That's not to dismiss or diminish the real experiences of some as posted herein and elsewhere. But balanced against the number of guns sold and the positive estimations, I decided it was worth taking the chance...
Is this thing hand-milled with toothpicks out of a single block of ancient super-high-grade mystical off-shore steel that was slowly heat-treated for over two centuries by remaining in the always-burning dung stove of Tibetian monks who prayed over it every day, later to be cooled during new-moon ceremonies in milk taken only from virgin yaks, then hand-carried to Belgium/Japan/Italy by 13 yo blind monk acolytes in bags made only from the skins of albino yetis born under full moons on the slopes of Annapurna, complete with signed affadavits testifying to all those facts (with appropriate notorized translations and a sample of the dung thrown in for authenticity)?
But by all appearances, according to Ruger's reputation, and according to my rather thorough all night exam last night, it appears to be very well and solidly made + fitted and of appropriate high-grade alloys.
Were the parts hand-milled (see above), hand-finished, and then polished so highly that I can see my own rugged, dashing, "I've killed a continent's worth of critters and shot over a bazillion rounds of super-duper-they-only-sell-it-to-good-ole-boys-who-know-the-secret-handshake-and-wear-only-$10,000-handmade-Belgium-shooters-vests-special-target-loads" mug in it?
Again, no. And my mug isn't dashing or rugged anyway.
Does it come anywhere close to the fit-n-finish of a Beretta or Citori or... ____________ (fill in the blank with the name of your favorite snob-class-only-the-best-can-afford-it-handcarved-inlayed-engraved-handlapped-barreled-Briley-choked-ancient-old-growth-stocked-handrubbed-forever-my-butt-plate-alone-costs-more-than-your-car) gun??
But I also paid no where close to what that type of gun costs, and again I wasn't expecting that.
What the heck then was I thinking and what do I expect, you might ask?
Well, first off I can't afford a Beretta or Citori, at least right now (I'm recovering from a divorce and some career nonsense.) To get much more gun, either in terms of fit/finish/etc and in terms of actual functionality or quality or what not, I'd have had to spend roughly twice the price (and on up from there.)
Do I expect the gun to last FOREVER and NEVER need maintenance or repairs or replacement parts or what not?

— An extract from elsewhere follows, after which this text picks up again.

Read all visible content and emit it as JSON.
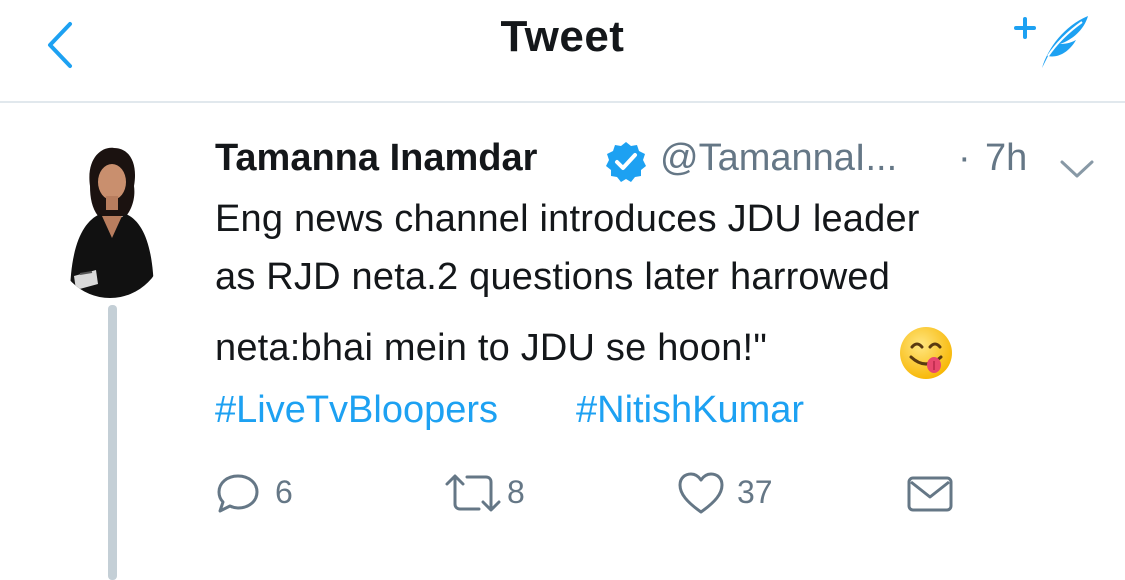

Then again, I have a half-dozen friends whom all bought USED Berettas or Citoris, who paid two or more times what I did, and one by one they've each had problems with their own guns.
They've not had big problems (firing pin or misfire issues, that sort of thing), and perhaps only very infrequently but problems nonetheless.
So, in my own estimation paying two to three times as much for a gun that is alledged to never ever EVER EVER FOREVER have ANY problems at all, when I know from personal experience (perhaps anecdotal, but personal and real nonetheless) that such thoughts are not true anyway, just didn't make sense.
How does the gun shoot? I don't know, it'll be this weekend before I can put a box or two through it. And frankly I've never owned an o/u before. I've put some rounds through Beretta's, Citoris, and Baikals, and on rare occasion was allowed to shoot a full round of trap with a sampling of each. But I've never owned one.
I'll come back here and post my experiences and thoughts as time goes by. The one thing I am disappointed in already is that I have to send the gun back to have the safety converted from field configuration to target configuration, but in fairness I knew that going in and can't fault either the gun or Ruger for that.